There are times when you have no choice but to accept a lousy deal. If it’s bad enough, it’s called extortion. Those who offer such deals have every incentive to convince you that there’s no other option. They want you to feel trapped and helpless, so you accept their unfavorable terms. You can’t trust them to lay out all the possibilities for you honestly; you have to find them for yourself.
The fossil fuel dilemma is awkward because we feel as if we’re simultaneously the perpetrators and the victims. So long as we feel responsible for it, it comes off as self destructive behavior. Some groups have ended up identifying more strongly with the role of victim. The Maldives for instance, or Vanuatu — tiny low-lying island nations that don’t burn much because they’re poor and tropical, and that will be the first to get snuffed as the oceans expand. The billion people who live in the world’s coastal cities within a couple of meters of sea level might soon realize they’re in this camp, but the realization will be fraught, since they also derive benefits from our current energy system in the short term.
I think most of us have failed to name a corresponding and cohesive They to demonize. It’s annoying that we seem to need things framed that way to get riled up, but we’re tribe forming animals so maybe deep down inside that’s just the we’re wired. Retelling the story with the Yeti as the obvious perpetrators and beneficiaries creates a They. Victims have an incentive to identify themselves, but perpetrators need to be outed. We have to name them, and set them apart if we want to have a fight, and it unfortunately looks like we need to have a fight if we want to win.

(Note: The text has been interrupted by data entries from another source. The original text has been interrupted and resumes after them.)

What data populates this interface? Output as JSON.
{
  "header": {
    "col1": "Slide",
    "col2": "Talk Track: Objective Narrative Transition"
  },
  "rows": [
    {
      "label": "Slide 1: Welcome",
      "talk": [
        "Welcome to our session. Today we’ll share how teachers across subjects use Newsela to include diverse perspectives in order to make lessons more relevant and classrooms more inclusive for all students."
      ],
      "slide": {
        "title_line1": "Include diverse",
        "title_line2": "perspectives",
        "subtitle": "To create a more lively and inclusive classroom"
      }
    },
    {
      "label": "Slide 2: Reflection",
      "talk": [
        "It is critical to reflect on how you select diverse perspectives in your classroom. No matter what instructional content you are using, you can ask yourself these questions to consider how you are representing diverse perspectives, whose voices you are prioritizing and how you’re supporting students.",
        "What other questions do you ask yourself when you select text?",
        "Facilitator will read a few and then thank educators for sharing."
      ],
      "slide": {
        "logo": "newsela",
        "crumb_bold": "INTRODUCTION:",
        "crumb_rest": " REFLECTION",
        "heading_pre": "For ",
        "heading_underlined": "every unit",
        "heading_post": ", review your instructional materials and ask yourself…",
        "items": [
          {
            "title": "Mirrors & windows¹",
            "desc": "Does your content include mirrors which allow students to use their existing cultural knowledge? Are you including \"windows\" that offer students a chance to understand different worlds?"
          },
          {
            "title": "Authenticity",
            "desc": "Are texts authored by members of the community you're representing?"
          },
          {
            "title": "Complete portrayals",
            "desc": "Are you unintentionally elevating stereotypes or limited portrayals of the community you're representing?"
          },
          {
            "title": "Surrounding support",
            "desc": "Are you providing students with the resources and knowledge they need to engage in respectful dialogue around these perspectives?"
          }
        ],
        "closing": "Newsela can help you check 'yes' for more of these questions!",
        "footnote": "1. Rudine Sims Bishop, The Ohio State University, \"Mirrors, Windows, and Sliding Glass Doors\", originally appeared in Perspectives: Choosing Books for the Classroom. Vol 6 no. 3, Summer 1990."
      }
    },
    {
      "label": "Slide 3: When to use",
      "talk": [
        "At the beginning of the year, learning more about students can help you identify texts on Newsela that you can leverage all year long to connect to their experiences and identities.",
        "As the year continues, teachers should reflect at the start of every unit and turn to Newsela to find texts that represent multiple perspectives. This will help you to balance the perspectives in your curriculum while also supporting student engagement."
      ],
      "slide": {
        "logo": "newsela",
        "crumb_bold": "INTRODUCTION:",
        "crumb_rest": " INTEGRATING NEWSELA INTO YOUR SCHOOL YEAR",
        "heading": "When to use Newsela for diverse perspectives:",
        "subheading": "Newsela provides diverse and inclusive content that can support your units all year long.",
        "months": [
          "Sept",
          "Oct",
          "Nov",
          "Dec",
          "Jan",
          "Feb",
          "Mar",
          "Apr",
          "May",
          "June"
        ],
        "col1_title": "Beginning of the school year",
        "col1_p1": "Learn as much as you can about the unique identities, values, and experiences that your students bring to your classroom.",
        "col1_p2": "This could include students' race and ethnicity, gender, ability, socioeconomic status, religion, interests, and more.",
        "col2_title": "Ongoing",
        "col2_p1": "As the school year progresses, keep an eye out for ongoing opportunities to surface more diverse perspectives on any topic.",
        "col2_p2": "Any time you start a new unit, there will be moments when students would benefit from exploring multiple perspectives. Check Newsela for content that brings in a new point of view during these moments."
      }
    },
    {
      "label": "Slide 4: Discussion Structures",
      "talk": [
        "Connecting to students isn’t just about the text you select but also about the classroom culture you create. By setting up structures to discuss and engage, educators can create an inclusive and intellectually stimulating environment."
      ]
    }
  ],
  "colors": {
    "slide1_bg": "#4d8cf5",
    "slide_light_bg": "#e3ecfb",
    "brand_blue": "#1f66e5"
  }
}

More than anyone else, the real Yeti are Old King Coal, and his regicide is long overdue.